| What to produce |
Scan the lines below for the word "колегу". Copy each line you find it in.
***** Extracted records
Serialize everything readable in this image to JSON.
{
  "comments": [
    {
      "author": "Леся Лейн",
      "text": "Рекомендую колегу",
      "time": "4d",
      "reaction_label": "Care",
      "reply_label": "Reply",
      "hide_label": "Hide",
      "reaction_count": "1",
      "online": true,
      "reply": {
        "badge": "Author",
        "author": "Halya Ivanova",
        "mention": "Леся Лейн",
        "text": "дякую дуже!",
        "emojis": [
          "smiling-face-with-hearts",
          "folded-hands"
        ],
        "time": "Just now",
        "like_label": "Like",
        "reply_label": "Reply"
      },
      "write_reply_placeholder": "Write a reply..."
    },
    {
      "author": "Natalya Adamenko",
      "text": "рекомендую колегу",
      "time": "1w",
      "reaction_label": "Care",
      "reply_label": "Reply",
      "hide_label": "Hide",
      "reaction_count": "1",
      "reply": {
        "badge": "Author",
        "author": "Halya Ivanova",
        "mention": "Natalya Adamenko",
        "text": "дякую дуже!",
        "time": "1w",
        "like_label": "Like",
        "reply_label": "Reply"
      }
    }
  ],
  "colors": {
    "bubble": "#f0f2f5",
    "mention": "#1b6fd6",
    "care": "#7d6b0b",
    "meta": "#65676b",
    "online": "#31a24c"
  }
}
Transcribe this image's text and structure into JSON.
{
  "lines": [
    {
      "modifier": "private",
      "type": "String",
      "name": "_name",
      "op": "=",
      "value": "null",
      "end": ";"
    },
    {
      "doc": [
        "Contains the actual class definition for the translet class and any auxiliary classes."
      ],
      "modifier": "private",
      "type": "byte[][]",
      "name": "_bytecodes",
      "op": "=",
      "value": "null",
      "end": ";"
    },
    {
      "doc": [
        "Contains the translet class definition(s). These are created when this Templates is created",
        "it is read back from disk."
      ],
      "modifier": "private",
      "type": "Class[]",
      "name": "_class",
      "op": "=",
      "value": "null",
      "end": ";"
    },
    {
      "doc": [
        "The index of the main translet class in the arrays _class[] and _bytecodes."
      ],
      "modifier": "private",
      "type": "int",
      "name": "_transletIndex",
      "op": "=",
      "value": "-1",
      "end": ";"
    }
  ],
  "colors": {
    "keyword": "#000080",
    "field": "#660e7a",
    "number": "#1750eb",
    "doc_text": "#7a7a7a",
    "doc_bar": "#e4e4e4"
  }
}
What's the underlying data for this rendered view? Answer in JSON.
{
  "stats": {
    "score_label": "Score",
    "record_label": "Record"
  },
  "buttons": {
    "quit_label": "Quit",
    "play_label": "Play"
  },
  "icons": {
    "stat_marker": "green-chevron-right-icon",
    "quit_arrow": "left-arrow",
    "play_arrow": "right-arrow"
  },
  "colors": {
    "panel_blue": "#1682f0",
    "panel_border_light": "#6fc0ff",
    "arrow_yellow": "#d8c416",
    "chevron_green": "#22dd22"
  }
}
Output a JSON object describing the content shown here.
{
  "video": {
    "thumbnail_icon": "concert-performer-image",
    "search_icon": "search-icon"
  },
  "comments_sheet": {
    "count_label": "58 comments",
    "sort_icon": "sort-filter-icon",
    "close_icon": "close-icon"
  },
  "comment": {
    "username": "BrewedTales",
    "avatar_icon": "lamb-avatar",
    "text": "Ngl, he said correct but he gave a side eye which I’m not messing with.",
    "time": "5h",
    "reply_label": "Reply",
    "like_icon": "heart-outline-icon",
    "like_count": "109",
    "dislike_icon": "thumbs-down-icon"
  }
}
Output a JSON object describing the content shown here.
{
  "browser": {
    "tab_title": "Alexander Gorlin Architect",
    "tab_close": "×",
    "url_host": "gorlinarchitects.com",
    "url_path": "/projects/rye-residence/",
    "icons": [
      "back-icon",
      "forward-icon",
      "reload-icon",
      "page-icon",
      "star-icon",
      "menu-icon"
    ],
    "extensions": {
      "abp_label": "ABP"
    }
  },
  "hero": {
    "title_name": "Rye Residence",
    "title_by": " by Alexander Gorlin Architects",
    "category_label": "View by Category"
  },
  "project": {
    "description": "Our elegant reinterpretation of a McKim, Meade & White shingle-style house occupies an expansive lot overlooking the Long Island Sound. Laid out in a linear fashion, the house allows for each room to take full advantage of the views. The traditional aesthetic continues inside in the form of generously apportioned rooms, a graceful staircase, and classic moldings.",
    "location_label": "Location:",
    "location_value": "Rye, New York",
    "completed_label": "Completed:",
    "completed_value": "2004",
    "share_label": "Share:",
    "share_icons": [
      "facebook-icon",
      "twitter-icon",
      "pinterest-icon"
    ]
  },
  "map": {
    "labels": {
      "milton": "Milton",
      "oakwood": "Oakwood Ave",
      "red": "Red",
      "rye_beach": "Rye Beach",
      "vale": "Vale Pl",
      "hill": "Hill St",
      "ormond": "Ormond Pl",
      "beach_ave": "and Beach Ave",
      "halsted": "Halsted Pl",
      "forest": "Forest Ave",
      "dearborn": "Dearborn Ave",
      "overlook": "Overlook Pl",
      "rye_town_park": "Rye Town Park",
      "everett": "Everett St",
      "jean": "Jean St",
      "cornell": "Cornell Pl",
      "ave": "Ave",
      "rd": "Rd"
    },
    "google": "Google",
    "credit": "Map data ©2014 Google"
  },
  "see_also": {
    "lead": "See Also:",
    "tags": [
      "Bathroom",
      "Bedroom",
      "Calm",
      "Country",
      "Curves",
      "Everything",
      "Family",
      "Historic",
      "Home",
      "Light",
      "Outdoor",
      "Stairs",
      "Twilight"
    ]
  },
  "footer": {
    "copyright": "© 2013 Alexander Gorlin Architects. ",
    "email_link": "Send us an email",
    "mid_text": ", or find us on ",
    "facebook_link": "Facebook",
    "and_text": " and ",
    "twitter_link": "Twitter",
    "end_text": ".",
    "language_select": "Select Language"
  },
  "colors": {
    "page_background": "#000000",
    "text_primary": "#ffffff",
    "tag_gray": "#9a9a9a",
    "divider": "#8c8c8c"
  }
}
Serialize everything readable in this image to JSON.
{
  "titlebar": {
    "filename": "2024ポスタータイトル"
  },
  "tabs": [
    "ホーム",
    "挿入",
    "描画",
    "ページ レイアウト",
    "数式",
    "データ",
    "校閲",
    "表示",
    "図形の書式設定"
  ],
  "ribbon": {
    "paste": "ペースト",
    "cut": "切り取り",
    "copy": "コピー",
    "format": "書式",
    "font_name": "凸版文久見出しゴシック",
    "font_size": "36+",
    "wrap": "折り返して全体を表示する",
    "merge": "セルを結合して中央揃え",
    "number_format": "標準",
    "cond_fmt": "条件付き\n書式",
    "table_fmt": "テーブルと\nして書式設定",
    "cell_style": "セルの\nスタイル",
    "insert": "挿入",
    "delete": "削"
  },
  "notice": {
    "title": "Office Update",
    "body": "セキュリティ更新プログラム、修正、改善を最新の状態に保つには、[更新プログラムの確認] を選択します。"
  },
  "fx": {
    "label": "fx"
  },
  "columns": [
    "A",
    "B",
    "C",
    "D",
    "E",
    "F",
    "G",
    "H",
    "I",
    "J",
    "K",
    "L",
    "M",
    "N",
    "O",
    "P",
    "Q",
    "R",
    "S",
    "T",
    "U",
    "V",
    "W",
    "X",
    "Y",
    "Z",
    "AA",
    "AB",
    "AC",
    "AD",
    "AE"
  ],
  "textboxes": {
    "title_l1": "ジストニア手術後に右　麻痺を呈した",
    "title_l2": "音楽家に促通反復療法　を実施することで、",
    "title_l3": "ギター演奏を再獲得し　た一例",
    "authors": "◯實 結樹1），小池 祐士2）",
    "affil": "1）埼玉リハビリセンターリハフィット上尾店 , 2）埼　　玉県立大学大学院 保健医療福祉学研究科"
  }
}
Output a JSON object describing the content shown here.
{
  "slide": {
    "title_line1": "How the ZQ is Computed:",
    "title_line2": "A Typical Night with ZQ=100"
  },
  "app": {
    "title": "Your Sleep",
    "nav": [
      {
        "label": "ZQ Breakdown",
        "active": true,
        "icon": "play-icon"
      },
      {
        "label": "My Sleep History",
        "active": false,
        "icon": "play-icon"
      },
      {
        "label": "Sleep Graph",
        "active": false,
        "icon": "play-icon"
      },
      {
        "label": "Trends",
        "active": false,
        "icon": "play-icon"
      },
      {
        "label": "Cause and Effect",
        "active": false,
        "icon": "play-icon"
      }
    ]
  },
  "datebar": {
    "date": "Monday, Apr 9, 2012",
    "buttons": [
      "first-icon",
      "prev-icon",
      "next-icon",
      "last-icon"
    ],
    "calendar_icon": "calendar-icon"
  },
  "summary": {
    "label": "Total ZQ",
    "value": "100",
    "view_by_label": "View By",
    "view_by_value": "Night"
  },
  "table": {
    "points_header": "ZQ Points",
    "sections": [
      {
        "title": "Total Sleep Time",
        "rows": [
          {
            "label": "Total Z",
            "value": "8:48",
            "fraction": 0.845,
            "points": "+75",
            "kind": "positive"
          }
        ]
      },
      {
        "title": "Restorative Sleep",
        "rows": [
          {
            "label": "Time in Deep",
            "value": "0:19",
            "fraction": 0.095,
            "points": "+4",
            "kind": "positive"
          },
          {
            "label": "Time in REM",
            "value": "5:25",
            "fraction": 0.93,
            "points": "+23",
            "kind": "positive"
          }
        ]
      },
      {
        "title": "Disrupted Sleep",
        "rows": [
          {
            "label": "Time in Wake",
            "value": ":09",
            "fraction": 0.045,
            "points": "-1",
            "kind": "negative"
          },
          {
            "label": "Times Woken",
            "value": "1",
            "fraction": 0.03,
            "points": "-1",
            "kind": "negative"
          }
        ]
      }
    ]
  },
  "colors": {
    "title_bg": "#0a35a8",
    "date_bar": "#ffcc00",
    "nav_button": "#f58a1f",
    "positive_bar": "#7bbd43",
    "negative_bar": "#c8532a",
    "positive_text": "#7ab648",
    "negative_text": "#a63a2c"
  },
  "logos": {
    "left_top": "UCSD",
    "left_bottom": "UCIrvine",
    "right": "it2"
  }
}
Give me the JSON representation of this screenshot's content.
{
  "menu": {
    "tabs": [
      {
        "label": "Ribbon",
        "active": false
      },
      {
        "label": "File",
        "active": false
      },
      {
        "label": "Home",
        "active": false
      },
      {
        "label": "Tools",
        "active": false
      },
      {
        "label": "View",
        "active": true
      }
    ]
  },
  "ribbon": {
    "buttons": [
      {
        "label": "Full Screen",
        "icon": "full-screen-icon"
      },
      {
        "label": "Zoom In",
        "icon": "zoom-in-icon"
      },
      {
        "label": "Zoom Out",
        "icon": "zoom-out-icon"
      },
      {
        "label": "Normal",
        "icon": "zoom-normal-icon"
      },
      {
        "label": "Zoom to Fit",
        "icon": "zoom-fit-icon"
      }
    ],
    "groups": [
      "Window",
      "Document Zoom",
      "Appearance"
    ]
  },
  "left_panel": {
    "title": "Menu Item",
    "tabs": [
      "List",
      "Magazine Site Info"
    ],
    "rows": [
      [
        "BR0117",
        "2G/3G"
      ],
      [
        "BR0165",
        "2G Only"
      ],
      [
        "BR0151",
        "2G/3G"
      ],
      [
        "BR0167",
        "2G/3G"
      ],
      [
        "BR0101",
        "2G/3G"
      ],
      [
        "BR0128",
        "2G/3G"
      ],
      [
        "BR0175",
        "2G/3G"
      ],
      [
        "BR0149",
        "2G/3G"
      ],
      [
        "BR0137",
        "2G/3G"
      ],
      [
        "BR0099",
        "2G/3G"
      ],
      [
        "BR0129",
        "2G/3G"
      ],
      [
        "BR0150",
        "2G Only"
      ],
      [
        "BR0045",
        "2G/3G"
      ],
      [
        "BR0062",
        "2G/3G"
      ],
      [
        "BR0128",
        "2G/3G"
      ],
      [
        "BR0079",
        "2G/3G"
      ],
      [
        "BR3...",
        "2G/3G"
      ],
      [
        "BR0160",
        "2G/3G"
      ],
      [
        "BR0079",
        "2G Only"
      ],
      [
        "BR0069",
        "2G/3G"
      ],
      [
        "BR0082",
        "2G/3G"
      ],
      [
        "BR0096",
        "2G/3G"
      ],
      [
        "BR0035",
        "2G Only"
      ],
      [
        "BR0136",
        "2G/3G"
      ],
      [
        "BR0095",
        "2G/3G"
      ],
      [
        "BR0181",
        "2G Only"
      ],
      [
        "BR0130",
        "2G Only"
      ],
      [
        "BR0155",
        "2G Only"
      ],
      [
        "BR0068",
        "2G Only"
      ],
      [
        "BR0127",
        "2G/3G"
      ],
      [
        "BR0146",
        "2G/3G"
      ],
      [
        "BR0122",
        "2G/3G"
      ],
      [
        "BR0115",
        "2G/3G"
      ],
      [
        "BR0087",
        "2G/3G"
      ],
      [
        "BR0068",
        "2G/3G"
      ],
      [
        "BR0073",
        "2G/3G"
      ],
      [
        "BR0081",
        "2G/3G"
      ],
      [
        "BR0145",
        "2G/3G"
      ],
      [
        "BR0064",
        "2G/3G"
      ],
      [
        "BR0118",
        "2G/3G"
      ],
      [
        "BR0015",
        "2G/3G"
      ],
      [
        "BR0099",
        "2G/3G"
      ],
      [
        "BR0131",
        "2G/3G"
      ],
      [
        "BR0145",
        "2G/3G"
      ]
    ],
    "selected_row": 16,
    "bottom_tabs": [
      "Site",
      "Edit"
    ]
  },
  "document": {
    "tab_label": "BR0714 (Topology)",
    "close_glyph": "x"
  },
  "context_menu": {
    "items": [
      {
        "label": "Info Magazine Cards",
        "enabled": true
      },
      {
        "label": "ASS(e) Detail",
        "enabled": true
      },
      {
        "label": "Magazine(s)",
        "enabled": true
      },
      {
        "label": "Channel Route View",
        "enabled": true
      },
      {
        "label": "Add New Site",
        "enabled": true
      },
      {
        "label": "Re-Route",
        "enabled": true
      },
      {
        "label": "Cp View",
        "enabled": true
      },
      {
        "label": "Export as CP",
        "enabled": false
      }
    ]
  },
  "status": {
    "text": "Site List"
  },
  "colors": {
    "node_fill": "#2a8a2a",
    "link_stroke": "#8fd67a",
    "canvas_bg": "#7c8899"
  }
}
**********
| Exercise response |
      "text": "Рекомендую колегу",
      "text": "рекомендую колегу",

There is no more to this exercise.